In short, I think it is a mistake to treat the New Testament teachers and writers as positively endorsing every aspect of the status quo that they do not condemn.

I have heard this line of attack before. Some attack Jesus because he never specifically said "slavery is wrong", but as you noted, this apparent silence is very different than saying "slavery is right". Jesus also never specifically said "cannibalism is wrong", but I have never heard anyone use that as an argument that Jesus supported cannibalism.

But it is an even worse mistake, sheerly from an evidential point of view, to treat them as closet revolutionaries seeking to make everyone into pacifists, trying to make everyone politically equal, or having anything to say relevant to American immigration policy (e.g., that it's "mean" to keep out Muslim immigrants)!

This is a very different line of attack then I usually see. Most of the time I hear how Christianity is just as violent and murderous as Islam, but here the line of attack is apparently that Christianity is not violent enough. It is as if Jesus was a pacifist and a violent religious extremist who came "not to bring peace, but a sword" at the same time.


Spencer's reply to Derbyshire is quite good, and he certainly wins on points.

I thought this was a particularly telling line:

"Obviously the problem with allowing tens of millions of Muslims into the West has to do with 'the letter of Islamic theology,' which Derbyshire dismissed as irrelevant just before complaining about the admission of so many adherents of what he sees as a wacky but unthreatening creed."

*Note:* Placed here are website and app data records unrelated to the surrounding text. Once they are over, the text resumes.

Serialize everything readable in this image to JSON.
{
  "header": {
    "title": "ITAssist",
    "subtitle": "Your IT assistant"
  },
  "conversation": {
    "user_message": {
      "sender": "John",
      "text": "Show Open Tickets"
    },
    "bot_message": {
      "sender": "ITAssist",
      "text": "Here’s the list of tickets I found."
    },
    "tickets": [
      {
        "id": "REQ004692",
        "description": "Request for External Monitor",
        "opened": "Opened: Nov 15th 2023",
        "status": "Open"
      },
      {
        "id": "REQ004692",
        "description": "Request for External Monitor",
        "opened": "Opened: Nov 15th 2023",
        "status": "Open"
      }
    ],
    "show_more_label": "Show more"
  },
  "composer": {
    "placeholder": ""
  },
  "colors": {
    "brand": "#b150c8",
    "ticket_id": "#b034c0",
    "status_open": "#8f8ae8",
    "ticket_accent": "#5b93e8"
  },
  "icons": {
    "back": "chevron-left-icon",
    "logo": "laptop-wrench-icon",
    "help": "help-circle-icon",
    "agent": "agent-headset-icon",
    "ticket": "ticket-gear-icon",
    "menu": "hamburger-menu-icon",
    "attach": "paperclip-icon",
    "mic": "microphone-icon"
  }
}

But I do have a nit to pick. Spencer contrasts "Catholic Europe, at the apex of its self-conscious religiosity," which "didn’t throw open its doors to the jihadist invaders instead of resisting them," to "the desiccated and vacuous Christianity that prevails in so many places today," which seems to be all too eager to do just that. And he seems to offer Richard Coeur de Lion, Charlemagne & St. Louis IX as exemplars of what Christianity ought to be.

But was "Catholic Europe, at the apex of its self-conscious religiosity" - i.e., during the so-called "age of faith," and of the crusades, really all that faithful?

Rodney Stark, in his deservedly famous essay Secularization, R.I.P, argues otherwise. (Click through to page 4: "The Myth of Past Piety"). I'd quote a few bits, but it's too hard to choose the best ones. Maybe I should do a post on this, and quote them all...

And should Richard Coeur de Lion, with his incessant interfamilial betrayals, and Charlemagne, with his appalling massacres, and St. Louis IX, with his vicious persecution of the jews, really be celebrated by anybody who wants to argue that Christianity is the true "Religion of Peace?"

Alfred the Great? No pacifist, and a great defender of Christendom against heathen invaders, but I never heard anybody accuse him of massacres or nasty interfamilial behavior, etc.

I note that the redoubtable Ross Douthat (how's that for homophony?) has brought this up over at his Atlantic Monthly blog.

The comments, featuring Gene Expression's razib, no less, are more than usually interesting.

Post a comment

Bold Italic Underline Quote

Note: In order to limit duplicate comments, please submit a comment only once. A comment may take a few minutes to appear beneath the article.

Although this site does not actively hold comments for moderation, some comments are automatically held by the blog system. For best results, limit the number of links (including links in your signature line to your own website) to under 3 per comment as all comments with a large number of links will be automatically held. If your comment is held for any reason, please be patient and an author or administrator will approve it. Do not resubmit the same comment as subsequent submissions of the same comment will be held as well.